Mary Madigan thinks such talk would be like trying to negotiate with the Mob. I like the analogy, except that the mob had far more honor and far less power than these guys in Syria and Iran. Tony Blankly, in an article in RealClearPolitics, writes what appears to me basic common sense on the matter:
Iran has been our persistent enemy for 27 years -- Syria longer. They may well be glad to give us cover while we retreat, but that would merely be an exercise in slightly delayed gratification, not self-denial, let alone benignity.
What's up with this belief in the power of talk? Yes, sometimes, if there's something in it for them, one can talk with the enemy and convince them to cooperate in an endeavor that gives them some sort of secondary gain. Or, it can work if we couple it with a big enough threat; but our threats are getting a bit hollow these days.
I read this editorial, and especially the quoted paragraph that follows, over and over, trying to parse some sort of sense from its Alice-in-Wonderland reasoning. I failed; perhaps you can enlighten me:
There is little doubt that Iran and Syria, especially the former, can play a crucial role in bringing peace to Iraq. Teheran’s influence on Iraq’s Shia political alliance and their numerous militias is hardly a secret. Iran has skilfully used its friends in Iraq to send the message to Washington that it could add to its woes, if the US pressured it on the question of nuclear programme.
Let's see; I could paraphrase it something like this:
There is little doubt that the fox can play a crucial role in bringing peace to the henhouse. The fox's raids on the chickens are hardly a secret. The fox has skillfully sent a message to the chicken farmers that it could add to their woes, if the chicken farmers tried to shoot it.

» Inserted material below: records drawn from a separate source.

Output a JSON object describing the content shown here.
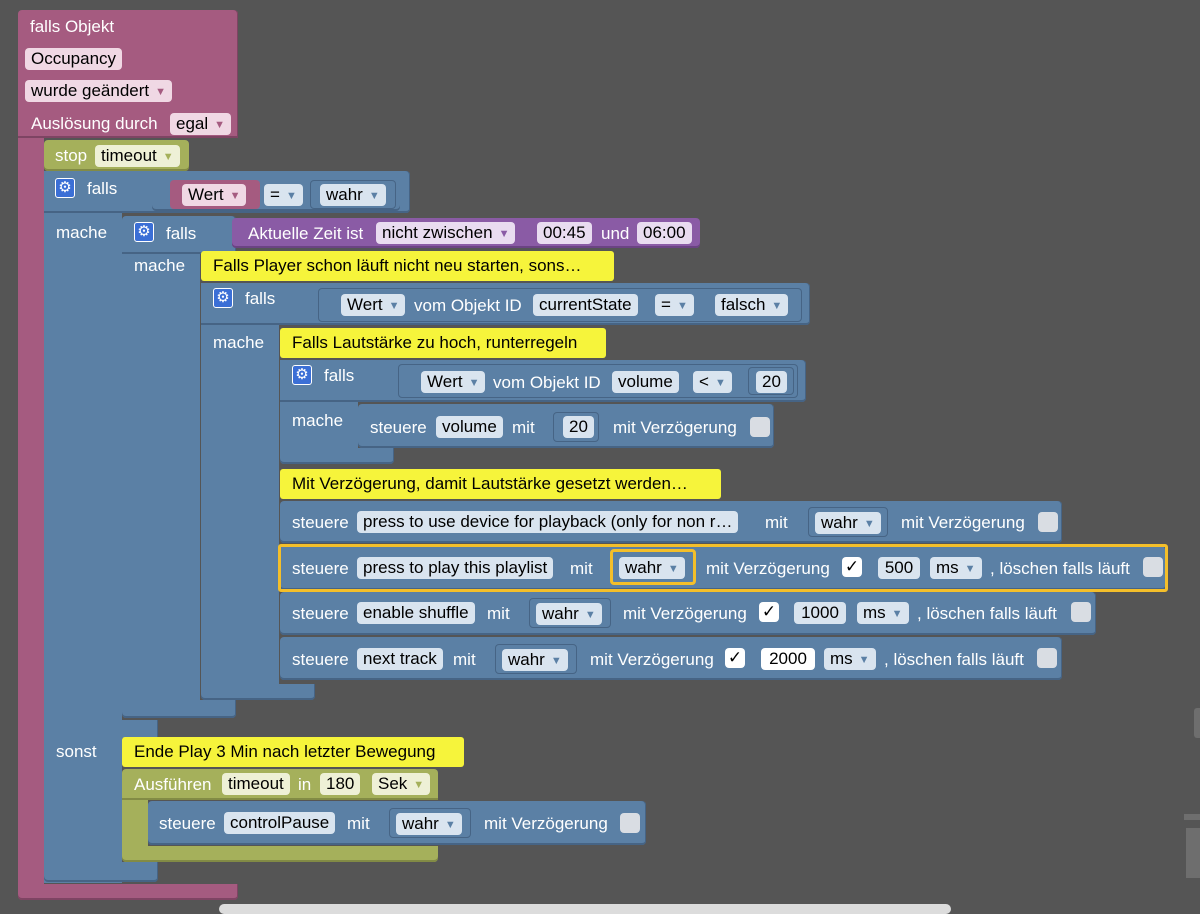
{
  "trigger": {
    "header": "falls Objekt",
    "object": "Occupancy",
    "event": "wurde geändert",
    "by_label": "Auslösung durch",
    "by_value": "egal"
  },
  "stop": {
    "label": "stop",
    "value": "timeout"
  },
  "if1": {
    "falls": "falls",
    "mache": "mache",
    "sonst": "sonst",
    "var": "Wert",
    "op": "=",
    "value": "wahr"
  },
  "if2": {
    "falls": "falls",
    "mache": "mache",
    "time_label": "Aktuelle Zeit ist",
    "time_mode": "nicht zwischen",
    "time_from": "00:45",
    "and_label": "und",
    "time_to": "06:00"
  },
  "comment1": "Falls Player schon läuft nicht neu starten, sons…",
  "if3": {
    "falls": "falls",
    "mache": "mache",
    "var": "Wert",
    "from_label": "vom Objekt ID",
    "obj": "currentState",
    "op": "=",
    "value": "falsch"
  },
  "comment2": "Falls Lautstärke zu hoch, runterregeln",
  "if4": {
    "falls": "falls",
    "mache": "mache",
    "var": "Wert",
    "from_label": "vom Objekt ID",
    "obj": "volume",
    "op": "<",
    "value": "20"
  },
  "ctrl_volume": {
    "label": "steuere",
    "obj": "volume",
    "with": "mit",
    "value": "20",
    "delay_label": "mit Verzögerung"
  },
  "comment3": "Mit Verzögerung, damit Lautstärke gesetzt werden…",
  "ctrl_device": {
    "label": "steuere",
    "obj": "press to use device for playback (only for non r…",
    "with": "mit",
    "value": "wahr",
    "delay_label": "mit Verzögerung"
  },
  "ctrl_playlist": {
    "label": "steuere",
    "obj": "press to play this playlist",
    "with": "mit",
    "value": "wahr",
    "delay_label": "mit Verzögerung",
    "check": "✓",
    "delay": "500",
    "unit": "ms",
    "clear_label": ", löschen falls läuft"
  },
  "ctrl_shuffle": {
    "label": "steuere",
    "obj": "enable shuffle",
    "with": "mit",
    "value": "wahr",
    "delay_label": "mit Verzögerung",
    "check": "✓",
    "delay": "1000",
    "unit": "ms",
    "clear_label": ", löschen falls läuft"
  },
  "ctrl_next": {
    "label": "steuere",
    "obj": "next track",
    "with": "mit",
    "value": "wahr",
    "delay_label": "mit Verzögerung",
    "check": "✓",
    "delay": "2000",
    "unit": "ms",
    "clear_label": ", löschen falls läuft"
  },
  "comment4": "Ende Play 3 Min nach letzter Bewegung",
  "timeout": {
    "label": "Ausführen",
    "name": "timeout",
    "in_label": "in",
    "value": "180",
    "unit": "Sek"
  },
  "ctrl_pause": {
    "label": "steuere",
    "obj": "controlPause",
    "with": "mit",
    "value": "wahr",
    "delay_label": "mit Verzögerung"
  },
  "colors": {
    "background": "#555555",
    "trigger": "#a55b80",
    "logic": "#5b80a5",
    "time": "#8a5ba5",
    "timer": "#a5b05b",
    "comment": "#f6f43b",
    "selection": "#f4bf2a"
  },
  "icons": {
    "gear": "gear-icon",
    "dropdown": "chevron-down-icon",
    "trash": "trash-icon"
  }
}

Even for therapists--and therapists believe in talk--there's a time when talk is not appropriate--in dealing with relationships in which there are massive differentials of power, and ones that involve violence, for example. That's when the law steps in.

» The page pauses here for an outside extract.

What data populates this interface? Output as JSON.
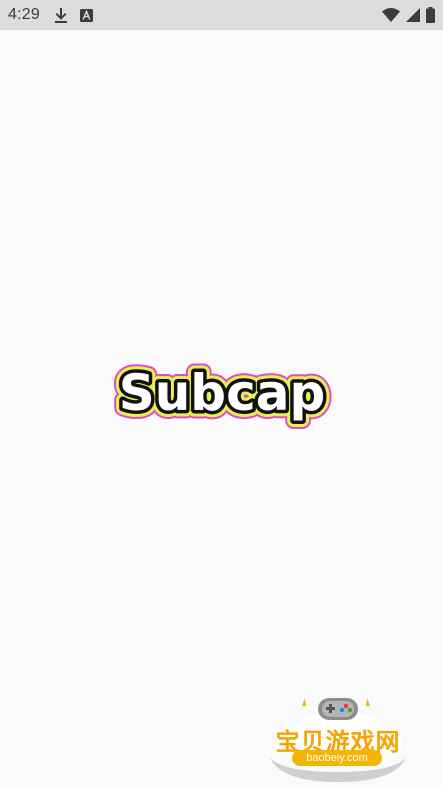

There's an almost unbelievably ridiculous and misplaced faith in talk across the land, a faith not-above-board players such as Syria and Iran do not share. They view our devotion to talk and to pacts and truths as a wonderful opportunity to exploit the naivete and weakness of the West. And they are right.
Munich was a wonderful talkfest, as well. And the ever-eloquent Churchill had something to say about it, too:
...[T]he terrible words have for the time being been pronounced against the Western democracies: "Thou art weighed in the balance and found wanting". And do not suppose that this is the end. This is only the beginning of the reckoning. This is only the first sip, the first foretaste of a bitter cup which will be proffered to us year by year unless by a supreme recovery of moral health and martial vigour, we arise again and take our stand for freedom as in the olden time.
Churchill didn't want a world war; he wanted to prevent one by taking a stand at the right time for the right thing. But he knew that trusting the words of an enemy such as Hitler was no way to go about avoiding one; au contraire.
[ADDENDUM: Victor Davis Hanson agrees.]